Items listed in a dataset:
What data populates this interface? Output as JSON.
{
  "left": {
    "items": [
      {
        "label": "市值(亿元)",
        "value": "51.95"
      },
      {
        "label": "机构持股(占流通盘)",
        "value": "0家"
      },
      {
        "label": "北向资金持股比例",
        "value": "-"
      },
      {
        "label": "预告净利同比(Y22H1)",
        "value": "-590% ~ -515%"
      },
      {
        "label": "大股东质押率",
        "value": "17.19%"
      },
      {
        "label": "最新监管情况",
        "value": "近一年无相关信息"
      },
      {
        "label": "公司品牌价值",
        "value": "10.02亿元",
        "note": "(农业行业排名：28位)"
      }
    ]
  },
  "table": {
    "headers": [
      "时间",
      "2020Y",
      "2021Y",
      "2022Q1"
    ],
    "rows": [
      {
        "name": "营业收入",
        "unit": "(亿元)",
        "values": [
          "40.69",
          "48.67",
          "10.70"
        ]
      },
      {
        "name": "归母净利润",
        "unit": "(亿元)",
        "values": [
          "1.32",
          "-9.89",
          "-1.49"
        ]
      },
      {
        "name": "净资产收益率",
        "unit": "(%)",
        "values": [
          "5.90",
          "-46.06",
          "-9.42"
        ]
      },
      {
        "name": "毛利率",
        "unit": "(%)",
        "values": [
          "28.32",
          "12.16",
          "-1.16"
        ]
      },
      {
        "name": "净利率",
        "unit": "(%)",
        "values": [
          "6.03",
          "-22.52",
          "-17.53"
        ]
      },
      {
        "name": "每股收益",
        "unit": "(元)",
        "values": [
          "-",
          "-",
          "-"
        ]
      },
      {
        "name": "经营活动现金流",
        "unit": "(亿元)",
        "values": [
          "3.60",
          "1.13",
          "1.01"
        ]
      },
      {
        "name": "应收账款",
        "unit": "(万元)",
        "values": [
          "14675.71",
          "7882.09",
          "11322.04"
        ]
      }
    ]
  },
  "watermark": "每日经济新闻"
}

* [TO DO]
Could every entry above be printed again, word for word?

* [ANSWER FOR THIS EXERCISE]
What data populates this interface? Output as JSON.
{
  "left": {
    "items": [
      {
        "label": "市值(亿元)",
        "value": "51.95"
      },
      {
        "label": "机构持股(占流通盘)",
        "value": "0家"
      },
      {
        "label": "北向资金持股比例",
        "value": "-"
      },
      {
        "label": "预告净利同比(Y22H1)",
        "value": "-590% ~ -515%"
      },
      {
        "label": "大股东质押率",
        "value": "17.19%"
      },
      {
        "label": "最新监管情况",
        "value": "近一年无相关信息"
      },
      {
        "label": "公司品牌价值",
        "value": "10.02亿元",
        "note": "(农业行业排名：28位)"
      }
    ]
  },
  "table": {
    "headers": [
      "时间",
      "2020Y",
      "2021Y",
      "2022Q1"
    ],
    "rows": [
      {
        "name": "营业收入",
        "unit": "(亿元)",
        "values": [
          "40.69",
          "48.67",
          "10.70"
        ]
      },
      {
        "name": "归母净利润",
        "unit": "(亿元)",
        "values": [
          "1.32",
          "-9.89",
          "-1.49"
        ]
      },
      {
        "name": "净资产收益率",
        "unit": "(%)",
        "values": [
          "5.90",
          "-46.06",
          "-9.42"
        ]
      },
      {
        "name": "毛利率",
        "unit": "(%)",
        "values": [
          "28.32",
          "12.16",
          "-1.16"
        ]
      },
      {
        "name": "净利率",
        "unit": "(%)",
        "values": [
          "6.03",
          "-22.52",
          "-17.53"
        ]
      },
      {
        "name": "每股收益",
        "unit": "(元)",
        "values": [
          "-",
          "-",
          "-"
        ]
      },
      {
        "name": "经营活动现金流",
        "unit": "(亿元)",
        "values": [
          "3.60",
          "1.13",
          "1.01"
        ]
      },
      {
        "name": "应收账款",
        "unit": "(万元)",
        "values": [
          "14675.71",
          "7882.09",
          "11322.04"
        ]
      }
    ]
  },
  "watermark": "每日经济新闻"
}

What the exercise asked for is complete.